Bottom Line: The patient was treated with concomitant chemoradiation, including cisplatin and intensity-modulated radiation therapy, followed by carboplatin and paclitaxel.The patient achieved partial remission, in which he remained one year after his presentation.Further studies are necessary to determine the most appropriate work-up, diagnosis, and optimal treatment strategies.

View Article: PubMed Central - PubMed

Affiliation: University of Cincinnati College of Medicine, Cincinnati, OH 45267, USA.

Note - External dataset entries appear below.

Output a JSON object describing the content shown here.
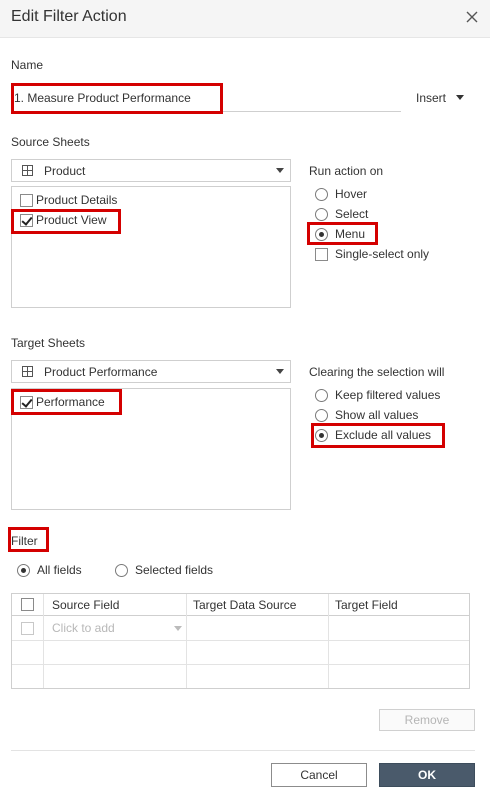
{
  "dialog": {
    "title": "Edit Filter Action"
  },
  "name": {
    "label": "Name",
    "value": "1. Measure Product Performance",
    "insert_label": "Insert"
  },
  "source": {
    "label": "Source Sheets",
    "dropdown": "Product",
    "items": [
      {
        "label": "Product Details",
        "checked": false
      },
      {
        "label": "Product View",
        "checked": true
      }
    ]
  },
  "run_action": {
    "label": "Run action on",
    "options": [
      "Hover",
      "Select",
      "Menu"
    ],
    "selected": "Menu",
    "single_select_label": "Single-select only"
  },
  "target": {
    "label": "Target Sheets",
    "dropdown": "Product Performance",
    "items": [
      {
        "label": "Performance",
        "checked": true
      }
    ]
  },
  "clearing": {
    "label": "Clearing the selection will",
    "options": [
      "Keep filtered values",
      "Show all values",
      "Exclude all values"
    ],
    "selected": "Exclude all values"
  },
  "filter": {
    "label": "Filter",
    "options": [
      "All fields",
      "Selected fields"
    ],
    "selected": "All fields",
    "columns": [
      "Source Field",
      "Target Data Source",
      "Target Field"
    ],
    "add_placeholder": "Click to add"
  },
  "buttons": {
    "remove": "Remove",
    "cancel": "Cancel",
    "ok": "OK"
  },
  "colors": {
    "highlight": "#d40000",
    "ok_button": "#4a5a6b"
  }
}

ABSTRACT
Pelvic squamous cell carcinoma of unknown primary origin has been described in several case reports of female patients. However, there have been no published reports describing male patients with pelvic squamous cell cancer of unknown primary origin. Our case describes a 52-year-old man who presented with right buttock pain, rectal urgency, and constipation. His physical examination demonstrated tenderness to palpation around his gluteal folds. Computed tomography scan of his abdomen and pelvis demonstrated a large mass in his retroperitoneum. The mass was determined to be squamous cell carcinoma of unknown primary origin. Additionally, the patient had small nodules in his right lower lung lobe and right hepatic lobe. The patient was treated with concomitant chemoradiation, including cisplatin and intensity-modulated radiation therapy, followed by carboplatin and paclitaxel. The patient achieved partial remission, in which he remained one year after his presentation. Our case is consistent with the literature which suggests that squamous cell carcinoma of unknown primary origin occurring outside of the head and neck region may have a more favorable prognosis than other carcinomas of unknown primary origin. Further studies are necessary to determine the most appropriate work-up, diagnosis, and optimal treatment strategies.

No MeSH data available.


Related in: MedlinePlus